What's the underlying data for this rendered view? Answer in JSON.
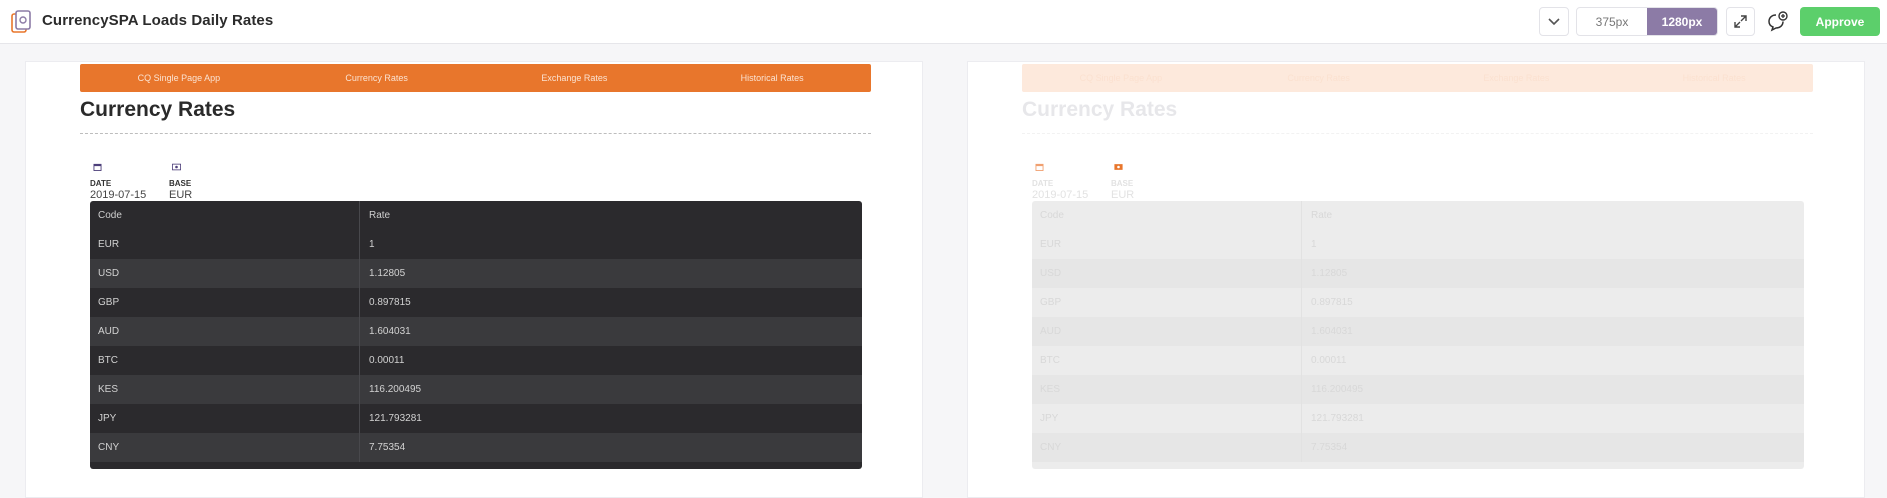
{
  "header": {
    "title": "CurrencySPA Loads Daily Rates",
    "viewports": [
      "375px",
      "1280px"
    ],
    "active_viewport": "1280px",
    "approve_label": "Approve"
  },
  "page": {
    "nav": [
      "CQ Single Page App",
      "Currency Rates",
      "Exchange Rates",
      "Historical Rates"
    ],
    "title": "Currency Rates",
    "date_label": "DATE",
    "date_value": "2019-07-15",
    "base_label": "BASE",
    "base_value": "EUR",
    "table": {
      "headers": [
        "Code",
        "Rate"
      ],
      "rows": [
        [
          "EUR",
          "1"
        ],
        [
          "USD",
          "1.12805"
        ],
        [
          "GBP",
          "0.897815"
        ],
        [
          "AUD",
          "1.604031"
        ],
        [
          "BTC",
          "0.00011"
        ],
        [
          "KES",
          "116.200495"
        ],
        [
          "JPY",
          "121.793281"
        ],
        [
          "CNY",
          "7.75354"
        ]
      ]
    }
  },
  "colors": {
    "brand_orange": "#e8762c",
    "approve_green": "#5ccf6b",
    "active_viewport_purple": "#8c7ba6",
    "table_dark": "#2b2a2d"
  }
}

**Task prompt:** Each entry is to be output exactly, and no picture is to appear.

**Response area:**
What's the underlying data for this rendered view? Answer in JSON.
{
  "header": {
    "title": "CurrencySPA Loads Daily Rates",
    "viewports": [
      "375px",
      "1280px"
    ],
    "active_viewport": "1280px",
    "approve_label": "Approve"
  },
  "page": {
    "nav": [
      "CQ Single Page App",
      "Currency Rates",
      "Exchange Rates",
      "Historical Rates"
    ],
    "title": "Currency Rates",
    "date_label": "DATE",
    "date_value": "2019-07-15",
    "base_label": "BASE",
    "base_value": "EUR",
    "table": {
      "headers": [
        "Code",
        "Rate"
      ],
      "rows": [
        [
          "EUR",
          "1"
        ],
        [
          "USD",
          "1.12805"
        ],
        [
          "GBP",
          "0.897815"
        ],
        [
          "AUD",
          "1.604031"
        ],
        [
          "BTC",
          "0.00011"
        ],
        [
          "KES",
          "116.200495"
        ],
        [
          "JPY",
          "121.793281"
        ],
        [
          "CNY",
          "7.75354"
        ]
      ]
    }
  },
  "colors": {
    "brand_orange": "#e8762c",
    "approve_green": "#5ccf6b",
    "active_viewport_purple": "#8c7ba6",
    "table_dark": "#2b2a2d"
  }
}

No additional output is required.